One site in Canton, Massachusetts will get Solar Treatment of 5.6 megawatts of solar photovoltaic panels over the top of a capped landfill along with Southern Sky Renewable Energy.Which is expected to generate $70 million in combined savings and revenue over the next 25 years. The report says it will be the largest solar installation in New England once completed.

The land lay unused until last year, when the town decided to turn it into a largest solar power array

“Capped landfills have turned out to be a prime location for solar panels since they tend to be raised, can’t be built on and have to be clear of trees to protect the integrity of the lining.”

Across the state many communities including Attleboro and Norfolk, are planning to install solar panels on their landfills. Norfolk expects to save about $250,000 a year in energy costs from a solar energy project – also by Constellation Energy – planned for the former town landfill site off Medway Branch Road.

In Norton, a firm last year had been looking into a solar energy farm at the townn’s capped Hill Street landfill. Voters at a June 2009 special town meeting authorized selectmen to lease the landfill for a solar project.

Southern Sky Renewable Energy, the company that installs the 24,000, 3-foot by 5-foot panels, are expected to generate up to 5.6 megawatts of power by 2012. The key to the project’s finances is the state’s Solar Renewable Energy Certificates program, established to help the state reach a goal of producing 250 megawatts of solar power by 2017. The state is currently producing about 76 megawatts.

Southern Sky Managing Director Frank McMahon said the project is the company’s first on a landfill.

“We’re hoping to start construction in late spring, based on snow and a final agreement with NStar,” said McMahon, referring to the utility that will buy the power.

To guarantee the value of the credits, the state sets a minimum of about $285 for each credit, although the price can rise as high as $550.

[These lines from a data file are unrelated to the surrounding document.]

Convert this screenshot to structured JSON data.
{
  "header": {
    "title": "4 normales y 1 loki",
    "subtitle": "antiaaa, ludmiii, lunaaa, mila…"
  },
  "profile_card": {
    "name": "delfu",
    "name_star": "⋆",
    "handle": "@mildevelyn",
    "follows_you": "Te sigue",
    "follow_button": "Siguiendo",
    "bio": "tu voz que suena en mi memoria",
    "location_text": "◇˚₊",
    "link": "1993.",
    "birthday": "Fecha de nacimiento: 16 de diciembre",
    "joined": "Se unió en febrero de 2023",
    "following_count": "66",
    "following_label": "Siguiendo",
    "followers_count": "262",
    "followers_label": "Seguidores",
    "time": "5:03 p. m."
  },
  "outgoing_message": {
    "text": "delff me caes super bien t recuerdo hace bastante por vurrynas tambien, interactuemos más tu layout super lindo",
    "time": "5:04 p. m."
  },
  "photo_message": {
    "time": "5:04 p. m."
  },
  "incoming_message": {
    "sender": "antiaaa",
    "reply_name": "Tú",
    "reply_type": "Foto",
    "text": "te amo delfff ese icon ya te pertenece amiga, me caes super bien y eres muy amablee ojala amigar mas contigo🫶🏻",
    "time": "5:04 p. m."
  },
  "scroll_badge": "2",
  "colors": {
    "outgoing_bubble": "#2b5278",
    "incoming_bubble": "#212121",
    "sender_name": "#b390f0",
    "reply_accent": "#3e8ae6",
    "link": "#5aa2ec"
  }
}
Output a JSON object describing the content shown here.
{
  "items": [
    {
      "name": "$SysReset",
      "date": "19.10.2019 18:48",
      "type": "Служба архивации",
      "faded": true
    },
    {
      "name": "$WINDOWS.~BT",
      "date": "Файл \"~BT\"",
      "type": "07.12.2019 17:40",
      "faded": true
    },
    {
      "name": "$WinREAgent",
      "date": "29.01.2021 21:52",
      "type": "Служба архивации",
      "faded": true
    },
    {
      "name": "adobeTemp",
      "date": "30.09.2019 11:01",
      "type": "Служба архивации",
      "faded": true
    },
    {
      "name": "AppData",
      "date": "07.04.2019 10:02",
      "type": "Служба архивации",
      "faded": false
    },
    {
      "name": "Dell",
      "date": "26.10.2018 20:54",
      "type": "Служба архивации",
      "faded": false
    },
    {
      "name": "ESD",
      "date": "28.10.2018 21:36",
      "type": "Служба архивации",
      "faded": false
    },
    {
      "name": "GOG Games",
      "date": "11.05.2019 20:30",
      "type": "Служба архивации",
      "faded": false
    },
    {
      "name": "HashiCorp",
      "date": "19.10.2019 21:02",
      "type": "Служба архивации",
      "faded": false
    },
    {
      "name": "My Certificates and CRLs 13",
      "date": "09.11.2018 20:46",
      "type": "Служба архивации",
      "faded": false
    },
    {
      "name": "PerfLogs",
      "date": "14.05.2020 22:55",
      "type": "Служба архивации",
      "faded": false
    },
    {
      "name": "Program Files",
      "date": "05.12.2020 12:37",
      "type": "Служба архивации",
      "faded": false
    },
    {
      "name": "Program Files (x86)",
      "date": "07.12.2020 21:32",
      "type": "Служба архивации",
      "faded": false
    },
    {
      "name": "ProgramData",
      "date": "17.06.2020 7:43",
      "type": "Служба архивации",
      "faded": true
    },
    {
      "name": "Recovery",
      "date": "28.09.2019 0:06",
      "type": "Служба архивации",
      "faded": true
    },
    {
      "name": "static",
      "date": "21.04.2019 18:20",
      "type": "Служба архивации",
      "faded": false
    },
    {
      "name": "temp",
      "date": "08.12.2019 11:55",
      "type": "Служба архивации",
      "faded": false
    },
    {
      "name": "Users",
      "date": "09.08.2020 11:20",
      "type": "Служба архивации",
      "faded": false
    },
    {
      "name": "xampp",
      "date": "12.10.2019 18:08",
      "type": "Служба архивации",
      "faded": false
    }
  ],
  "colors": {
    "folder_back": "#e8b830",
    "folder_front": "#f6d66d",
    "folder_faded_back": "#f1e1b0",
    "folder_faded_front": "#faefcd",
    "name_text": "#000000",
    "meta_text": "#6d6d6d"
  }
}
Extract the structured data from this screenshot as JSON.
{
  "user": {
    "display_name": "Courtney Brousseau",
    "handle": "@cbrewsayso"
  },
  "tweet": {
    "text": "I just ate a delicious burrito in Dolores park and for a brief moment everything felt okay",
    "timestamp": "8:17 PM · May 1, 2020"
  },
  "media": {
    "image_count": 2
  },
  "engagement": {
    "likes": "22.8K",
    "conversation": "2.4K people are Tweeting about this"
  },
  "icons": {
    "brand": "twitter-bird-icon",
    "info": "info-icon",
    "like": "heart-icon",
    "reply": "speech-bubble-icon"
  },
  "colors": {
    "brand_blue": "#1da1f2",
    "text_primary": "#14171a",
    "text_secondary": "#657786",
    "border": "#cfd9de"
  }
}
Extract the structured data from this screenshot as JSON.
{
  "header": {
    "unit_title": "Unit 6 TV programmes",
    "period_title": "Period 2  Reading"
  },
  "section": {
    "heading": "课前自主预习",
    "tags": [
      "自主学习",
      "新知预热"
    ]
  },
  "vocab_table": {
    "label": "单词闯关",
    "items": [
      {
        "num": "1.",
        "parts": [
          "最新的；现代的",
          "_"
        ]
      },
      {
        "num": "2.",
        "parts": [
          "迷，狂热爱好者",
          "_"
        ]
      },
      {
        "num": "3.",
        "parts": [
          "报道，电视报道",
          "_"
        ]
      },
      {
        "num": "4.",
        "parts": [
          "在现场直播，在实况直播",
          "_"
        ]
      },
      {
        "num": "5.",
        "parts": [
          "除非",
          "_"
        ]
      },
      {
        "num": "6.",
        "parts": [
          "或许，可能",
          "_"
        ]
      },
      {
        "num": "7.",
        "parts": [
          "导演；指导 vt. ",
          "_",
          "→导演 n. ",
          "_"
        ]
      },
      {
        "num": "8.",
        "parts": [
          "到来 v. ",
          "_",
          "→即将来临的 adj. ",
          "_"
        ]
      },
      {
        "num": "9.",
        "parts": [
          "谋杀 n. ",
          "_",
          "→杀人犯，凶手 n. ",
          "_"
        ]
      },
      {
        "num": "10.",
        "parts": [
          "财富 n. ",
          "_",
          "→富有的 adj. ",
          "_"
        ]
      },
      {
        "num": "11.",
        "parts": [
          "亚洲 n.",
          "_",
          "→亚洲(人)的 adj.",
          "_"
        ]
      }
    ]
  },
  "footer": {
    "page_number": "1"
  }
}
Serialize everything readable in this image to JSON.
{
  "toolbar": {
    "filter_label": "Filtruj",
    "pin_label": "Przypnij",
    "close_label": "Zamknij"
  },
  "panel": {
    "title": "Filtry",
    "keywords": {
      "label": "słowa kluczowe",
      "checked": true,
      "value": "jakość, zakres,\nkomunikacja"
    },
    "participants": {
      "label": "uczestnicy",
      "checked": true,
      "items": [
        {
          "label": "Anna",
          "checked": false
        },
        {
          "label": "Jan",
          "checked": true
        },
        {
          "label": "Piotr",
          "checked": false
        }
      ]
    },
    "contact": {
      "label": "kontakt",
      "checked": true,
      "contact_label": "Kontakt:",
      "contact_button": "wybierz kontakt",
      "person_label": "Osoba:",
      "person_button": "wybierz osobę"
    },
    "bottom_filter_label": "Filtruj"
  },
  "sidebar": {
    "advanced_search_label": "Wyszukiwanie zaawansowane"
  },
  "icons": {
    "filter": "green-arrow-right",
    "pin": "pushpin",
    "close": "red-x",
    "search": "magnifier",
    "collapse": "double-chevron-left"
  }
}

A one megawatt project can produce about 1,140 megawatt hours of power a year. If those 1,140 credits were auctioned at the minimum of $285 each, that would translate into nearly $325,000 in credits annually.